If optometry is to survive into the future, it is essential that it is able to adapt to circumstances and take advantage of opportunities as they arise. Young optometrists should be aware that the profession will face many challenges and, as such, it will be essential for Optometry Australia to be strong when charting a course to the future. Over the years, I have frequently reflected on the statement by Dr Robert Morrison about the satisfaction of restoring patients’ sight. That statement was made before optometrists in any part of the world were able to treat eye diseases. How much more relevant is that statement now that we have expanded our role to not only improving vision but, in some cases, preventing blindness or serious systemic disease, and in others, saving a life?
I acknowledge Andrew McKinnon and Joe Chakman for providing background information and images.
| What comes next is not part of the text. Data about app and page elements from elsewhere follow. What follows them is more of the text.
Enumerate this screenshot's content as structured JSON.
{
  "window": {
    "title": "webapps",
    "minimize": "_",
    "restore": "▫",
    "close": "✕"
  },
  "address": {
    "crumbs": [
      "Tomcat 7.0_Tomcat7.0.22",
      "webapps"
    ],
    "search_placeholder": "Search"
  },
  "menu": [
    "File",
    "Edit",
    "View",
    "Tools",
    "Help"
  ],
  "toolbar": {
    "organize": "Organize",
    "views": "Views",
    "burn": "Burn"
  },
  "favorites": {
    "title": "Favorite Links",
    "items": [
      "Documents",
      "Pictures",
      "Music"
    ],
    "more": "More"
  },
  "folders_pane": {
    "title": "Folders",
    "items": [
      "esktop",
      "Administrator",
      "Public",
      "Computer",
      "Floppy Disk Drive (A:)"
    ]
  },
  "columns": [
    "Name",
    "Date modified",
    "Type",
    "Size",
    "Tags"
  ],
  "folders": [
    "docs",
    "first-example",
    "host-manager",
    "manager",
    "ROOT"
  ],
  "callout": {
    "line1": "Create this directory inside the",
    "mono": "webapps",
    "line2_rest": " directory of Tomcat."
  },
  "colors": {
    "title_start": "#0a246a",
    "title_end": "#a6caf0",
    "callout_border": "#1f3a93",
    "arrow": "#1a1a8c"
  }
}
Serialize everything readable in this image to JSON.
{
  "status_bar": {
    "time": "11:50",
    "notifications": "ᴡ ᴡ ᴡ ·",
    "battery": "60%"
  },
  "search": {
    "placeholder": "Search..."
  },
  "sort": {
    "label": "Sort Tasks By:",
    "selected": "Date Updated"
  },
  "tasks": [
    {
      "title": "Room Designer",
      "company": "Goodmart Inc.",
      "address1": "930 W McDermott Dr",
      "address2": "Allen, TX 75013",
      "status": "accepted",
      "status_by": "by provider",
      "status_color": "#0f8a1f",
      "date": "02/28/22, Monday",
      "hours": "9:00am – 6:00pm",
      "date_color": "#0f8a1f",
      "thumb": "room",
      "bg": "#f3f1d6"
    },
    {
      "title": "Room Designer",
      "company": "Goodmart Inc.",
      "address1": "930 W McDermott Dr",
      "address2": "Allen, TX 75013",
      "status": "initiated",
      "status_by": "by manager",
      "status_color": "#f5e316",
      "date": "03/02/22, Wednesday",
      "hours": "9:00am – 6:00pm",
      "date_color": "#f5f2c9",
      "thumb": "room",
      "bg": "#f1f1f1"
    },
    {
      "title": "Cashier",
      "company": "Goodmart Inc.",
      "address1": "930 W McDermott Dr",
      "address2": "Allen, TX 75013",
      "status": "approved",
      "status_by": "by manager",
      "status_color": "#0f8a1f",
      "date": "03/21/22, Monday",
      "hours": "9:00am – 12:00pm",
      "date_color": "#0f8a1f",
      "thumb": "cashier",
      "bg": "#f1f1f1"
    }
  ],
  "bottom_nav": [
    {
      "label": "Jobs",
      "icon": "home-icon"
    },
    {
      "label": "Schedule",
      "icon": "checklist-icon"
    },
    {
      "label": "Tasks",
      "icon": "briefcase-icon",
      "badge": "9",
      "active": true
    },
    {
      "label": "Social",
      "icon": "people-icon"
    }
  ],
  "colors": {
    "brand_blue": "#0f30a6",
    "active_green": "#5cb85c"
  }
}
Dr Alan Burrow DipOptom FBOA (Hd) FBCO DOrth DCLP MSc(Med) GCOT MOptom Grad Cert Glaucoma is an optometrist who did his original training in South Africa followed by three years of study in the United Kingdom, where he was awarded postgraduate qualifications in contact lenses, eye diseases and binocular vision and orthoptics. He subsequently completed a Masters degree in Medical Research through the University of Witswatersrand Johannesburg. He has a Graduate Certificate in Ocular Therapeutics from UNSW, which enables him to prescribe scheduled drugs in the treatment of eye diseases. In 2012 he was awarded a Master of Optometry degree by the University of New South Wales. He was awarded an advanced certificate in glaucoma in 2017. Dr Burrow practises in Coffs Harbour, New South Wales.